This was published under the 2010 to 2015 Conservative and Liberal Democrat coalition government
Three paid internships offered to disabled people
Women and Equalities Minister Helen Grant announced that another three paid internships are being offered to disabled people as part of plans to tackle the low levels of disabled people in public life.
The scheme offers ten paid placements a year, three of them are offered specifically to disabled people and the rest go to young people from a range of disadvantaged backgrounds, providing an opportunity to work in the House of Commons for MPs across all three main parties.
Helen Grant said:
“I am passionate about opening up Parliament to a more diverse mix of people so that we better reflect the society we live in and represent and it’s great that three of the places will be given to disabled applicants.
“These internships are a great opportunity for those who are passionate about politics, who may not otherwise have considered pursuing a career as an MP because of their background, to experience life at the heart of the British political system.”
The internships offer people the opportunity to gain a better understanding of how Parliament works. Each intern is assigned to an MP and works in their office for four days per week. One day per week is spent working in various parts of the House of Commons, developing skills in a range of areas. The placements run from October each year for a full Parliamentary session until the following July.
David Nicholson completed his placement in July with the Rt Hon Hazel Blears MP. David, who has Aspergers Syndrome, a condition on the autism spectrum, was diagnosed as having the disability when he was 18-years-old.
“The scheme has really helped me develop into a confident young man, and made me realise that, despite having a disability, I can handle working in Parliament.
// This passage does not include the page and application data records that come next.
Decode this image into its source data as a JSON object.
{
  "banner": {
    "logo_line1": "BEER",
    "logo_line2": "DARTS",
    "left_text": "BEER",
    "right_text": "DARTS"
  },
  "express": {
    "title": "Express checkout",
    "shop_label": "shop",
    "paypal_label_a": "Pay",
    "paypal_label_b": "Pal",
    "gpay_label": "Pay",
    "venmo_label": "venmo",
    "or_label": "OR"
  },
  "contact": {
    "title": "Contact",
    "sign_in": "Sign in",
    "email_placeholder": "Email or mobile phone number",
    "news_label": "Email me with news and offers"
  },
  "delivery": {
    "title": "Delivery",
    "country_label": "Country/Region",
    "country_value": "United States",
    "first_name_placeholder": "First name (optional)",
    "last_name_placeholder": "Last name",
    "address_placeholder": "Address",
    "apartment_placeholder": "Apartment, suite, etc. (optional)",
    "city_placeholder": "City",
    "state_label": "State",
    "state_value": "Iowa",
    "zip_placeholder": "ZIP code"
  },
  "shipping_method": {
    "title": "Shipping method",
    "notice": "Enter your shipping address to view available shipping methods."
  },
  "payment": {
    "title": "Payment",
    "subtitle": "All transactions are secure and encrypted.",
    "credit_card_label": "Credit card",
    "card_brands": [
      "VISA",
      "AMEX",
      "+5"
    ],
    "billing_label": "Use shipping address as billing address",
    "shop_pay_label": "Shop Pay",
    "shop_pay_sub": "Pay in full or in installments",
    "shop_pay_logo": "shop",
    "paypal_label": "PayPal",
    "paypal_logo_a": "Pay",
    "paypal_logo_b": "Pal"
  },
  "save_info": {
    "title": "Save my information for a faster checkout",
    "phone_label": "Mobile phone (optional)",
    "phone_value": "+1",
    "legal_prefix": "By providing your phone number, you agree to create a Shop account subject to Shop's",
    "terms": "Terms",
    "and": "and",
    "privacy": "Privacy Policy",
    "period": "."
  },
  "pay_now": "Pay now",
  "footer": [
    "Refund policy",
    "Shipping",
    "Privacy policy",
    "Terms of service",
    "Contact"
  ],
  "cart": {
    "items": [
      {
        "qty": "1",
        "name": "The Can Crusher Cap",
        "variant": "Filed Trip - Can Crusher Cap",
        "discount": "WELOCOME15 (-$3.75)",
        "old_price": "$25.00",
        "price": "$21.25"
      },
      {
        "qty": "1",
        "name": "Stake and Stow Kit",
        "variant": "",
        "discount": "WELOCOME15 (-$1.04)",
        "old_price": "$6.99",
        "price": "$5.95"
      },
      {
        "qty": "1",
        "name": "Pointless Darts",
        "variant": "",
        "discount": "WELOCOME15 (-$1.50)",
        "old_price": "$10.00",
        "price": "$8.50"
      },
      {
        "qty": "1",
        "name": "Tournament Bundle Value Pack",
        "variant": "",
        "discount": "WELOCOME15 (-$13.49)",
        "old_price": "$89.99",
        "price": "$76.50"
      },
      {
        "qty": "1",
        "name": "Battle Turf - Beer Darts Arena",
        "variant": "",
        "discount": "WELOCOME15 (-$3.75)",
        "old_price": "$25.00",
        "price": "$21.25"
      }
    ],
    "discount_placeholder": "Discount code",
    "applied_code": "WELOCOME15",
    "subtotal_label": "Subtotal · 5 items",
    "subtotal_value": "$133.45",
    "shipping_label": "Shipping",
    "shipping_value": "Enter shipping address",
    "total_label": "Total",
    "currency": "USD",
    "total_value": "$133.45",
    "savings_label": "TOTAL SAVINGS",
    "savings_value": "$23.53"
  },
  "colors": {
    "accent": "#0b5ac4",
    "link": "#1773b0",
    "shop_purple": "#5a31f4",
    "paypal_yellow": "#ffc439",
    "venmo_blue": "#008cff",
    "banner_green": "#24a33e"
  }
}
“It has given me the confidence to know that there is room in politics for more disabled people. It’s great that the Government Equalities Office funds three places a year – so that people like me with a disability get the chance to see if politics is for them.
“The scheme is helping to break down barriers and challenge stereotypes. I hope that through this more disabled people will realise that they too have the talent and potential to succeed and compete for elected office.”
The internships, which were introduced in September 2011, are part of the Government’s Access to Elected Office for Disabled People Strategy, and are run through the Speakers Parliamentary Placement Scheme by the Social Mobility Foundation. The initiative was set up Rt Hon Hazel Blears MP, Eric Ollerenshaw OBE MP and Jo Swinson MP, with support from the Speaker of the House of Commons.